*** Dataset extract ***
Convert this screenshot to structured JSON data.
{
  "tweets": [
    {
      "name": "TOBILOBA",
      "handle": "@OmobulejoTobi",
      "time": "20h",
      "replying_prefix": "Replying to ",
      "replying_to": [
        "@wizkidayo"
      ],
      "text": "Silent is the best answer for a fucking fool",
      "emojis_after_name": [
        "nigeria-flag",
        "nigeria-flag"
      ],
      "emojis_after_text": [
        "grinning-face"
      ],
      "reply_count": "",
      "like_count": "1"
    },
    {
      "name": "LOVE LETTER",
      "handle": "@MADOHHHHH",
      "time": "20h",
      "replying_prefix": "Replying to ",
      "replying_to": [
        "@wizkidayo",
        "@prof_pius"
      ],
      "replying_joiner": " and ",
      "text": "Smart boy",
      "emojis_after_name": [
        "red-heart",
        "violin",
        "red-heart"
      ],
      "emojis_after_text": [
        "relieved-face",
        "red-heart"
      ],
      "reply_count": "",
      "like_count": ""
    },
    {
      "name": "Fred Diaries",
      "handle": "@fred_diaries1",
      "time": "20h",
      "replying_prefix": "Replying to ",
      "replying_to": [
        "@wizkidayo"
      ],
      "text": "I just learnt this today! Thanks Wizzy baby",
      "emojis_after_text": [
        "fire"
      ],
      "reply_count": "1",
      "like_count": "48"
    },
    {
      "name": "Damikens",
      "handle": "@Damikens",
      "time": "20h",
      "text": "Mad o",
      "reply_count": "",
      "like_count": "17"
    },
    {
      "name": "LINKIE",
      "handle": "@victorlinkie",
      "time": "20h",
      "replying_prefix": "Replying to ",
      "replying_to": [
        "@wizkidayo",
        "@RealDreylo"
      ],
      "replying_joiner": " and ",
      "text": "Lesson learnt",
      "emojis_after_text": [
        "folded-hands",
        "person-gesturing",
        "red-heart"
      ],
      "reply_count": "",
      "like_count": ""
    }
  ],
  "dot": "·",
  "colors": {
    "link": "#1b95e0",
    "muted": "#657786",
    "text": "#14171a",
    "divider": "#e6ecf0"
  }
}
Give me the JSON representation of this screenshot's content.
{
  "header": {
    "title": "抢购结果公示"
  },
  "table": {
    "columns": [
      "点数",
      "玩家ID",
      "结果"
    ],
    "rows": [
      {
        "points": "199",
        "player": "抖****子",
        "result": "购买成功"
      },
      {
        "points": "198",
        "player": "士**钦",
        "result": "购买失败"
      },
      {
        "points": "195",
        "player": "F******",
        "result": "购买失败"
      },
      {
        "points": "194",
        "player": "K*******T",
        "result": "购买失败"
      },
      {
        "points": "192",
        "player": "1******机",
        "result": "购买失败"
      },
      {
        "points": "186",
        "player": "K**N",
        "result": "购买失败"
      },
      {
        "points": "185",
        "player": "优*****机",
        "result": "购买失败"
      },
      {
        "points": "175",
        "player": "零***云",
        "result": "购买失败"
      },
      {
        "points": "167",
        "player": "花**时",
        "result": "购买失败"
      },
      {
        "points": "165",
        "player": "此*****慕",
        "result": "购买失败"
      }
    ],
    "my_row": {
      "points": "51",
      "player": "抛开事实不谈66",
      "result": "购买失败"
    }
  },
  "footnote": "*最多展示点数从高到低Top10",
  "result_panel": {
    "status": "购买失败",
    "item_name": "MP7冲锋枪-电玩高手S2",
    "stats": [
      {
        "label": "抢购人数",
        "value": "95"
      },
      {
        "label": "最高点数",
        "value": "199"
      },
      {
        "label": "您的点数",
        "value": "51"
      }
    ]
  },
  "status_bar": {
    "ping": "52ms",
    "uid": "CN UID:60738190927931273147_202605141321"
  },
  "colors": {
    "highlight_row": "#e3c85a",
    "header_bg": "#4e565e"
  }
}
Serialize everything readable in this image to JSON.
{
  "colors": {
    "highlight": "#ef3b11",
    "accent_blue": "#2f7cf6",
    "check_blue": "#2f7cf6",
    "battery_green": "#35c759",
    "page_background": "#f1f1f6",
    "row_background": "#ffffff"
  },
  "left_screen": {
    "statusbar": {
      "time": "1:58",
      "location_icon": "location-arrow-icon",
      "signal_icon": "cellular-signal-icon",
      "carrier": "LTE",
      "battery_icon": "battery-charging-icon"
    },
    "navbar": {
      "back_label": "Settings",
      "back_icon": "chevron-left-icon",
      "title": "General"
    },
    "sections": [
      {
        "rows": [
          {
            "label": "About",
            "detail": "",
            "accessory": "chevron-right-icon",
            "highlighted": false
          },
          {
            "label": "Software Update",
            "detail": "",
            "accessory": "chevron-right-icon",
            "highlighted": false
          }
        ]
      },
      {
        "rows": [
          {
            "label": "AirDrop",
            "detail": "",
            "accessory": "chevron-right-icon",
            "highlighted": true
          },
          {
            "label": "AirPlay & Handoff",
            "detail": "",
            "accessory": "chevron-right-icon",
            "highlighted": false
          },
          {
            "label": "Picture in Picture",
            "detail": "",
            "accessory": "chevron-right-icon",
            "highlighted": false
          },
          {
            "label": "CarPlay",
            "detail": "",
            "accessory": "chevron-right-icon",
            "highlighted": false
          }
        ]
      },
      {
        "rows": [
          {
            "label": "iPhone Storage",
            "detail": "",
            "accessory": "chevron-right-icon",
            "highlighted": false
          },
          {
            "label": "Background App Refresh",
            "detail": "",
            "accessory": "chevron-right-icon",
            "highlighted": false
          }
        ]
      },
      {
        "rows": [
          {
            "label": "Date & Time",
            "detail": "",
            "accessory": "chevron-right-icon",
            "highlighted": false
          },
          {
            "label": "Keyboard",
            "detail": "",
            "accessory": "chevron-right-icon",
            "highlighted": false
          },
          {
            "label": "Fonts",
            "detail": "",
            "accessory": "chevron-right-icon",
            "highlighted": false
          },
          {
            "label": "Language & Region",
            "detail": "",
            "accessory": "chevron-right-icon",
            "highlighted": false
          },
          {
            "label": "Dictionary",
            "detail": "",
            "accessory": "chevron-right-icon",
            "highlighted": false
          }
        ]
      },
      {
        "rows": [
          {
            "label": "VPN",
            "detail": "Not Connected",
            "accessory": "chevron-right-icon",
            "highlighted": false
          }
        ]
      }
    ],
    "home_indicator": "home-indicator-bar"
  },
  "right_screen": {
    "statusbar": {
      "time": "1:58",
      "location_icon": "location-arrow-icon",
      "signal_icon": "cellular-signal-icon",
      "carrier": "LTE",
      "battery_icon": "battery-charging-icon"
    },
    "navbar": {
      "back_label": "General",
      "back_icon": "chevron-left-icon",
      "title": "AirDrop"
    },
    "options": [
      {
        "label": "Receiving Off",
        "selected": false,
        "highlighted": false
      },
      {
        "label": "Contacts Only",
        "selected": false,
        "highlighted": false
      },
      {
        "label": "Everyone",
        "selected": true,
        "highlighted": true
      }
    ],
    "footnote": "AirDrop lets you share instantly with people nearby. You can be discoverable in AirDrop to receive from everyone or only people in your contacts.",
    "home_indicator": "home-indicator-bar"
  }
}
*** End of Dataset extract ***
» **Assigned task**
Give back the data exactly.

» **Solution for this task**
Convert this screenshot to structured JSON data.
{
  "tweets": [
    {
      "name": "TOBILOBA",
      "handle": "@OmobulejoTobi",
      "time": "20h",
      "replying_prefix": "Replying to ",
      "replying_to": [
        "@wizkidayo"
      ],
      "text": "Silent is the best answer for a fucking fool",
      "emojis_after_name": [
        "nigeria-flag",
        "nigeria-flag"
      ],
      "emojis_after_text": [
        "grinning-face"
      ],
      "reply_count": "",
      "like_count": "1"
    },
    {
      "name": "LOVE LETTER",
      "handle": "@MADOHHHHH",
      "time": "20h",
      "replying_prefix": "Replying to ",
      "replying_to": [
        "@wizkidayo",
        "@prof_pius"
      ],
      "replying_joiner": " and ",
      "text": "Smart boy",
      "emojis_after_name": [
        "red-heart",
        "violin",
        "red-heart"
      ],
      "emojis_after_text": [
        "relieved-face",
        "red-heart"
      ],
      "reply_count": "",
      "like_count": ""
    },
    {
      "name": "Fred Diaries",
      "handle": "@fred_diaries1",
      "time": "20h",
      "replying_prefix": "Replying to ",
      "replying_to": [
        "@wizkidayo"
      ],
      "text": "I just learnt this today! Thanks Wizzy baby",
      "emojis_after_text": [
        "fire"
      ],
      "reply_count": "1",
      "like_count": "48"
    },
    {
      "name": "Damikens",
      "handle": "@Damikens",
      "time": "20h",
      "text": "Mad o",
      "reply_count": "",
      "like_count": "17"
    },
    {
      "name": "LINKIE",
      "handle": "@victorlinkie",
      "time": "20h",
      "replying_prefix": "Replying to ",
      "replying_to": [
        "@wizkidayo",
        "@RealDreylo"
      ],
      "replying_joiner": " and ",
      "text": "Lesson learnt",
      "emojis_after_text": [
        "folded-hands",
        "person-gesturing",
        "red-heart"
      ],
      "reply_count": "",
      "like_count": ""
    }
  ],
  "dot": "·",
  "colors": {
    "link": "#1b95e0",
    "muted": "#657786",
    "text": "#14171a",
    "divider": "#e6ecf0"
  }
}
Give me the JSON representation of this screenshot's content.
{
  "header": {
    "title": "抢购结果公示"
  },
  "table": {
    "columns": [
      "点数",
      "玩家ID",
      "结果"
    ],
    "rows": [
      {
        "points": "199",
        "player": "抖****子",
        "result": "购买成功"
      },
      {
        "points": "198",
        "player": "士**钦",
        "result": "购买失败"
      },
      {
        "points": "195",
        "player": "F******",
        "result": "购买失败"
      },
      {
        "points": "194",
        "player": "K*******T",
        "result": "购买失败"
      },
      {
        "points": "192",
        "player": "1******机",
        "result": "购买失败"
      },
      {
        "points": "186",
        "player": "K**N",
        "result": "购买失败"
      },
      {
        "points": "185",
        "player": "优*****机",
        "result": "购买失败"
      },
      {
        "points": "175",
        "player": "零***云",
        "result": "购买失败"
      },
      {
        "points": "167",
        "player": "花**时",
        "result": "购买失败"
      },
      {
        "points": "165",
        "player": "此*****慕",
        "result": "购买失败"
      }
    ],
    "my_row": {
      "points": "51",
      "player": "抛开事实不谈66",
      "result": "购买失败"
    }
  },
  "footnote": "*最多展示点数从高到低Top10",
  "result_panel": {
    "status": "购买失败",
    "item_name": "MP7冲锋枪-电玩高手S2",
    "stats": [
      {
        "label": "抢购人数",
        "value": "95"
      },
      {
        "label": "最高点数",
        "value": "199"
      },
      {
        "label": "您的点数",
        "value": "51"
      }
    ]
  },
  "status_bar": {
    "ping": "52ms",
    "uid": "CN UID:60738190927931273147_202605141321"
  },
  "colors": {
    "highlight_row": "#e3c85a",
    "header_bg": "#4e565e"
  }
}
Serialize everything readable in this image to JSON.
{
  "colors": {
    "highlight": "#ef3b11",
    "accent_blue": "#2f7cf6",
    "check_blue": "#2f7cf6",
    "battery_green": "#35c759",
    "page_background": "#f1f1f6",
    "row_background": "#ffffff"
  },
  "left_screen": {
    "statusbar": {
      "time": "1:58",
      "location_icon": "location-arrow-icon",
      "signal_icon": "cellular-signal-icon",
      "carrier": "LTE",
      "battery_icon": "battery-charging-icon"
    },
    "navbar": {
      "back_label": "Settings",
      "back_icon": "chevron-left-icon",
      "title": "General"
    },
    "sections": [
      {
        "rows": [
          {
            "label": "About",
            "detail": "",
            "accessory": "chevron-right-icon",
            "highlighted": false
          },
          {
            "label": "Software Update",
            "detail": "",
            "accessory": "chevron-right-icon",
            "highlighted": false
          }
        ]
      },
      {
        "rows": [
          {
            "label": "AirDrop",
            "detail": "",
            "accessory": "chevron-right-icon",
            "highlighted": true
          },
          {
            "label": "AirPlay & Handoff",
            "detail": "",
            "accessory": "chevron-right-icon",
            "highlighted": false
          },
          {
            "label": "Picture in Picture",
            "detail": "",
            "accessory": "chevron-right-icon",
            "highlighted": false
          },
          {
            "label": "CarPlay",
            "detail": "",
            "accessory": "chevron-right-icon",
            "highlighted": false
          }
        ]
      },
      {
        "rows": [
          {
            "label": "iPhone Storage",
            "detail": "",
            "accessory": "chevron-right-icon",
            "highlighted": false
          },
          {
            "label": "Background App Refresh",
            "detail": "",
            "accessory": "chevron-right-icon",
            "highlighted": false
          }
        ]
      },
      {
        "rows": [
          {
            "label": "Date & Time",
            "detail": "",
            "accessory": "chevron-right-icon",
            "highlighted": false
          },
          {
            "label": "Keyboard",
            "detail": "",
            "accessory": "chevron-right-icon",
            "highlighted": false
          },
          {
            "label": "Fonts",
            "detail": "",
            "accessory": "chevron-right-icon",
            "highlighted": false
          },
          {
            "label": "Language & Region",
            "detail": "",
            "accessory": "chevron-right-icon",
            "highlighted": false
          },
          {
            "label": "Dictionary",
            "detail": "",
            "accessory": "chevron-right-icon",
            "highlighted": false
          }
        ]
      },
      {
        "rows": [
          {
            "label": "VPN",
            "detail": "Not Connected",
            "accessory": "chevron-right-icon",
            "highlighted": false
          }
        ]
      }
    ],
    "home_indicator": "home-indicator-bar"
  },
  "right_screen": {
    "statusbar": {
      "time": "1:58",
      "location_icon": "location-arrow-icon",
      "signal_icon": "cellular-signal-icon",
      "carrier": "LTE",
      "battery_icon": "battery-charging-icon"
    },
    "navbar": {
      "back_label": "General",
      "back_icon": "chevron-left-icon",
      "title": "AirDrop"
    },
    "options": [
      {
        "label": "Receiving Off",
        "selected": false,
        "highlighted": false
      },
      {
        "label": "Contacts Only",
        "selected": false,
        "highlighted": false
      },
      {
        "label": "Everyone",
        "selected": true,
        "highlighted": true
      }
    ],
    "footnote": "AirDrop lets you share instantly with people nearby. You can be discoverable in AirDrop to receive from everyone or only people in your contacts.",
    "home_indicator": "home-indicator-bar"
  }
}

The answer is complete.